§ **Data supplied**:
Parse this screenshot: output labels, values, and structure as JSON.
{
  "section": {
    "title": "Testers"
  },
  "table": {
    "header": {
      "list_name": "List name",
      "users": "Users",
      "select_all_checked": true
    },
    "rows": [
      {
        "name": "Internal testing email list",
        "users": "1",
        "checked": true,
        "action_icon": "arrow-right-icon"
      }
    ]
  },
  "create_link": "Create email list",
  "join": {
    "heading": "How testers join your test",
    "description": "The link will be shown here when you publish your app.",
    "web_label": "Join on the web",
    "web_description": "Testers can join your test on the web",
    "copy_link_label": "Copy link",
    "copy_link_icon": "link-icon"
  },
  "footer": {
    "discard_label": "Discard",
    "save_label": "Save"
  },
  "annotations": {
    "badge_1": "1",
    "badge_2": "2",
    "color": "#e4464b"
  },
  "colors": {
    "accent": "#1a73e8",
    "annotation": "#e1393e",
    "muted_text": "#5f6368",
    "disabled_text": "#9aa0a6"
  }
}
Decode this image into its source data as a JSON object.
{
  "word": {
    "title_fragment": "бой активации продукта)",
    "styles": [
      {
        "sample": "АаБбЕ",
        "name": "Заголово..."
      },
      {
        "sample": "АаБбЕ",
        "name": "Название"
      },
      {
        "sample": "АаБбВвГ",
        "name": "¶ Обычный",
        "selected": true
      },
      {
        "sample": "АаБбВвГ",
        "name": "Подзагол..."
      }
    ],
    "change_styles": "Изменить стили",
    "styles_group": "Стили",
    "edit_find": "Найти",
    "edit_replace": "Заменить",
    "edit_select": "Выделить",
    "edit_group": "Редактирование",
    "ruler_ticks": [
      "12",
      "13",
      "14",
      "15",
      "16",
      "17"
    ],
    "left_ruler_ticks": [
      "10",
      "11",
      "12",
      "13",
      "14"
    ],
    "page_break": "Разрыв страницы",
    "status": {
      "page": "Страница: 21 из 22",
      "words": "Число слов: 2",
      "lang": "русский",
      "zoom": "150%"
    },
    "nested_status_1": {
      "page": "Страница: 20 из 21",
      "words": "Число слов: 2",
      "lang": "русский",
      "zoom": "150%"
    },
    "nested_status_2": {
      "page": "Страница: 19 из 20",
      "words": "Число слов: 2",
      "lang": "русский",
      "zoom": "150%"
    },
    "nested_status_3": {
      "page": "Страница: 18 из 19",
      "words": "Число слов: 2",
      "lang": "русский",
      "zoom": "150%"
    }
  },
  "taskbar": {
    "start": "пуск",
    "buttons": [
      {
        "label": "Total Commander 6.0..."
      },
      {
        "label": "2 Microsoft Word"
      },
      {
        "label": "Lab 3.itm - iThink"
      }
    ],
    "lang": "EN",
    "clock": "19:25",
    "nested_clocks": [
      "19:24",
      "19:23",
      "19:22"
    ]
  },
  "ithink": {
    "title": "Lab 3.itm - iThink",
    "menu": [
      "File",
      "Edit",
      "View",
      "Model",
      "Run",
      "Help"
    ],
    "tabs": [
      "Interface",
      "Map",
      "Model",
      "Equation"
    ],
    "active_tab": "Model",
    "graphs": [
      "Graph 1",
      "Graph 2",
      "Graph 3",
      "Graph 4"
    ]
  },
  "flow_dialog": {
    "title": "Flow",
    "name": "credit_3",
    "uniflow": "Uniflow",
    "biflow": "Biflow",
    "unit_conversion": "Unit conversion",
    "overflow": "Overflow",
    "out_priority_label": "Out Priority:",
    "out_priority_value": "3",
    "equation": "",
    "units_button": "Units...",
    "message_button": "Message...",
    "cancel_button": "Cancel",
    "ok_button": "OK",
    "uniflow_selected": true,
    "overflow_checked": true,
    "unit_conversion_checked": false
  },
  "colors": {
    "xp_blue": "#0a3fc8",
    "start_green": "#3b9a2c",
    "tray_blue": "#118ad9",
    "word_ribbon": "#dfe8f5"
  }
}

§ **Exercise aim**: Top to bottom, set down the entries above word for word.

§ **Answer to the problem**:
Parse this screenshot: output labels, values, and structure as JSON.
{
  "section": {
    "title": "Testers"
  },
  "table": {
    "header": {
      "list_name": "List name",
      "users": "Users",
      "select_all_checked": true
    },
    "rows": [
      {
        "name": "Internal testing email list",
        "users": "1",
        "checked": true,
        "action_icon": "arrow-right-icon"
      }
    ]
  },
  "create_link": "Create email list",
  "join": {
    "heading": "How testers join your test",
    "description": "The link will be shown here when you publish your app.",
    "web_label": "Join on the web",
    "web_description": "Testers can join your test on the web",
    "copy_link_label": "Copy link",
    "copy_link_icon": "link-icon"
  },
  "footer": {
    "discard_label": "Discard",
    "save_label": "Save"
  },
  "annotations": {
    "badge_1": "1",
    "badge_2": "2",
    "color": "#e4464b"
  },
  "colors": {
    "accent": "#1a73e8",
    "annotation": "#e1393e",
    "muted_text": "#5f6368",
    "disabled_text": "#9aa0a6"
  }
}
Decode this image into its source data as a JSON object.
{
  "word": {
    "title_fragment": "бой активации продукта)",
    "styles": [
      {
        "sample": "АаБбЕ",
        "name": "Заголово..."
      },
      {
        "sample": "АаБбЕ",
        "name": "Название"
      },
      {
        "sample": "АаБбВвГ",
        "name": "¶ Обычный",
        "selected": true
      },
      {
        "sample": "АаБбВвГ",
        "name": "Подзагол..."
      }
    ],
    "change_styles": "Изменить стили",
    "styles_group": "Стили",
    "edit_find": "Найти",
    "edit_replace": "Заменить",
    "edit_select": "Выделить",
    "edit_group": "Редактирование",
    "ruler_ticks": [
      "12",
      "13",
      "14",
      "15",
      "16",
      "17"
    ],
    "left_ruler_ticks": [
      "10",
      "11",
      "12",
      "13",
      "14"
    ],
    "page_break": "Разрыв страницы",
    "status": {
      "page": "Страница: 21 из 22",
      "words": "Число слов: 2",
      "lang": "русский",
      "zoom": "150%"
    },
    "nested_status_1": {
      "page": "Страница: 20 из 21",
      "words": "Число слов: 2",
      "lang": "русский",
      "zoom": "150%"
    },
    "nested_status_2": {
      "page": "Страница: 19 из 20",
      "words": "Число слов: 2",
      "lang": "русский",
      "zoom": "150%"
    },
    "nested_status_3": {
      "page": "Страница: 18 из 19",
      "words": "Число слов: 2",
      "lang": "русский",
      "zoom": "150%"
    }
  },
  "taskbar": {
    "start": "пуск",
    "buttons": [
      {
        "label": "Total Commander 6.0..."
      },
      {
        "label": "2 Microsoft Word"
      },
      {
        "label": "Lab 3.itm - iThink"
      }
    ],
    "lang": "EN",
    "clock": "19:25",
    "nested_clocks": [
      "19:24",
      "19:23",
      "19:22"
    ]
  },
  "ithink": {
    "title": "Lab 3.itm - iThink",
    "menu": [
      "File",
      "Edit",
      "View",
      "Model",
      "Run",
      "Help"
    ],
    "tabs": [
      "Interface",
      "Map",
      "Model",
      "Equation"
    ],
    "active_tab": "Model",
    "graphs": [
      "Graph 1",
      "Graph 2",
      "Graph 3",
      "Graph 4"
    ]
  },
  "flow_dialog": {
    "title": "Flow",
    "name": "credit_3",
    "uniflow": "Uniflow",
    "biflow": "Biflow",
    "unit_conversion": "Unit conversion",
    "overflow": "Overflow",
    "out_priority_label": "Out Priority:",
    "out_priority_value": "3",
    "equation": "",
    "units_button": "Units...",
    "message_button": "Message...",
    "cancel_button": "Cancel",
    "ok_button": "OK",
    "uniflow_selected": true,
    "overflow_checked": true,
    "unit_conversion_checked": false
  },
  "colors": {
    "xp_blue": "#0a3fc8",
    "start_green": "#3b9a2c",
    "tray_blue": "#118ad9",
    "word_ribbon": "#dfe8f5"
  }
}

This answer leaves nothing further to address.